Work instruction
All records below are to be set down precisely as written, excluding pictures.
[Dataset entries Boundary: Start]
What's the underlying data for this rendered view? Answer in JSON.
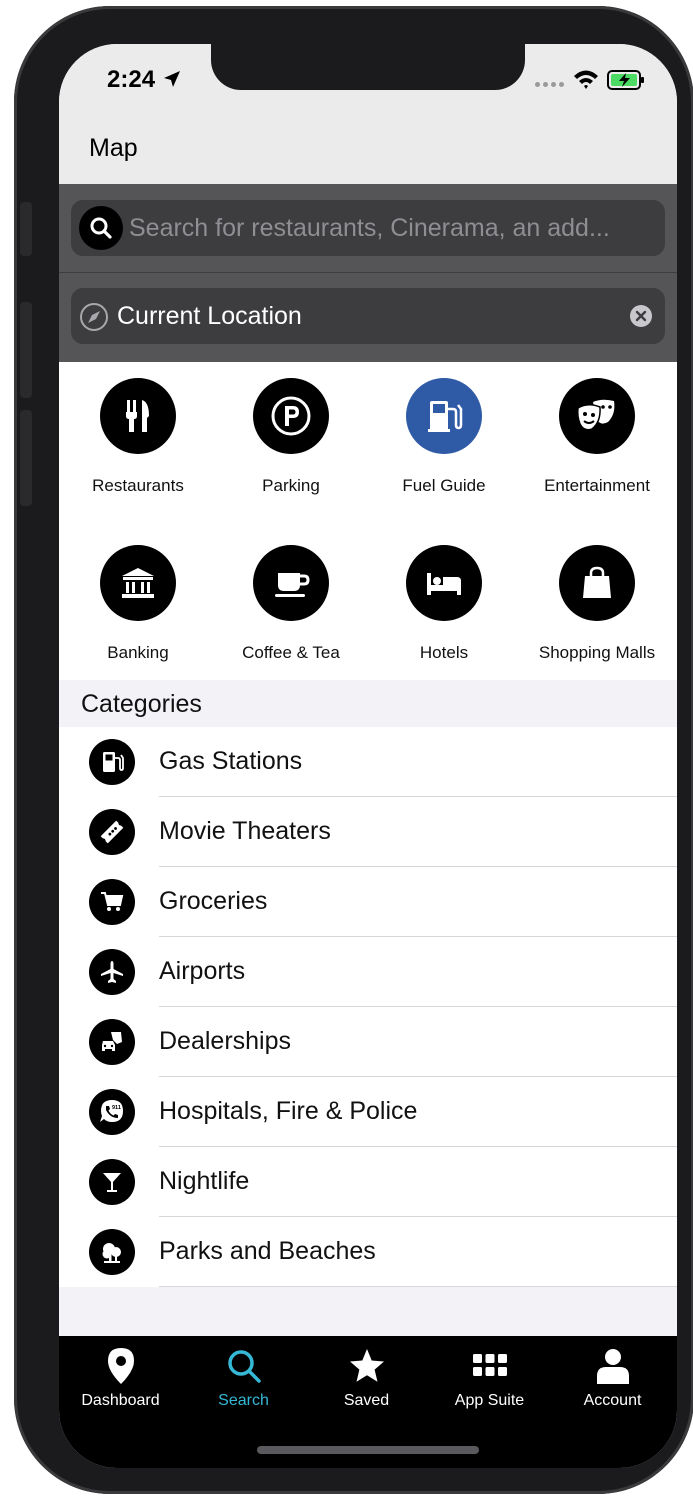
{
  "status_bar": {
    "time": "2:24"
  },
  "nav": {
    "title": "Map"
  },
  "search": {
    "placeholder": "Search for restaurants, Cinerama, an add...",
    "location_value": "Current Location"
  },
  "quick_items": [
    {
      "label": "Restaurants",
      "icon": "fork-knife-icon"
    },
    {
      "label": "Parking",
      "icon": "parking-icon"
    },
    {
      "label": "Fuel Guide",
      "icon": "fuel-pump-icon",
      "active": true
    },
    {
      "label": "Entertainment",
      "icon": "theater-masks-icon"
    },
    {
      "label": "Banking",
      "icon": "bank-icon"
    },
    {
      "label": "Coffee & Tea",
      "icon": "coffee-cup-icon"
    },
    {
      "label": "Hotels",
      "icon": "bed-icon"
    },
    {
      "label": "Shopping Malls",
      "icon": "shopping-bag-icon"
    }
  ],
  "categories": {
    "header": "Categories",
    "items": [
      {
        "label": "Gas Stations",
        "icon": "fuel-pump-icon"
      },
      {
        "label": "Movie Theaters",
        "icon": "ticket-icon"
      },
      {
        "label": "Groceries",
        "icon": "cart-icon"
      },
      {
        "label": "Airports",
        "icon": "airplane-icon"
      },
      {
        "label": "Dealerships",
        "icon": "car-tag-icon"
      },
      {
        "label": "Hospitals, Fire & Police",
        "icon": "emergency-911-icon"
      },
      {
        "label": "Nightlife",
        "icon": "cocktail-icon"
      },
      {
        "label": "Parks and Beaches",
        "icon": "tree-icon"
      }
    ]
  },
  "tabs": [
    {
      "label": "Dashboard",
      "icon": "map-pin-icon"
    },
    {
      "label": "Search",
      "icon": "search-icon",
      "active": true
    },
    {
      "label": "Saved",
      "icon": "star-icon"
    },
    {
      "label": "App Suite",
      "icon": "grid-icon"
    },
    {
      "label": "Account",
      "icon": "person-icon"
    }
  ],
  "colors": {
    "accent_active_tab": "#35b8d6",
    "active_quick_item": "#2f5aa6",
    "search_area_bg": "#555557",
    "battery_green": "#4cd964"
  }
}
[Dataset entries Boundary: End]
Written reply
What's the underlying data for this rendered view? Answer in JSON.
{
  "status_bar": {
    "time": "2:24"
  },
  "nav": {
    "title": "Map"
  },
  "search": {
    "placeholder": "Search for restaurants, Cinerama, an add...",
    "location_value": "Current Location"
  },
  "quick_items": [
    {
      "label": "Restaurants",
      "icon": "fork-knife-icon"
    },
    {
      "label": "Parking",
      "icon": "parking-icon"
    },
    {
      "label": "Fuel Guide",
      "icon": "fuel-pump-icon",
      "active": true
    },
    {
      "label": "Entertainment",
      "icon": "theater-masks-icon"
    },
    {
      "label": "Banking",
      "icon": "bank-icon"
    },
    {
      "label": "Coffee & Tea",
      "icon": "coffee-cup-icon"
    },
    {
      "label": "Hotels",
      "icon": "bed-icon"
    },
    {
      "label": "Shopping Malls",
      "icon": "shopping-bag-icon"
    }
  ],
  "categories": {
    "header": "Categories",
    "items": [
      {
        "label": "Gas Stations",
        "icon": "fuel-pump-icon"
      },
      {
        "label": "Movie Theaters",
        "icon": "ticket-icon"
      },
      {
        "label": "Groceries",
        "icon": "cart-icon"
      },
      {
        "label": "Airports",
        "icon": "airplane-icon"
      },
      {
        "label": "Dealerships",
        "icon": "car-tag-icon"
      },
      {
        "label": "Hospitals, Fire & Police",
        "icon": "emergency-911-icon"
      },
      {
        "label": "Nightlife",
        "icon": "cocktail-icon"
      },
      {
        "label": "Parks and Beaches",
        "icon": "tree-icon"
      }
    ]
  },
  "tabs": [
    {
      "label": "Dashboard",
      "icon": "map-pin-icon"
    },
    {
      "label": "Search",
      "icon": "search-icon",
      "active": true
    },
    {
      "label": "Saved",
      "icon": "star-icon"
    },
    {
      "label": "App Suite",
      "icon": "grid-icon"
    },
    {
      "label": "Account",
      "icon": "person-icon"
    }
  ],
  "colors": {
    "accent_active_tab": "#35b8d6",
    "active_quick_item": "#2f5aa6",
    "search_area_bg": "#555557",
    "battery_green": "#4cd964"
  }
}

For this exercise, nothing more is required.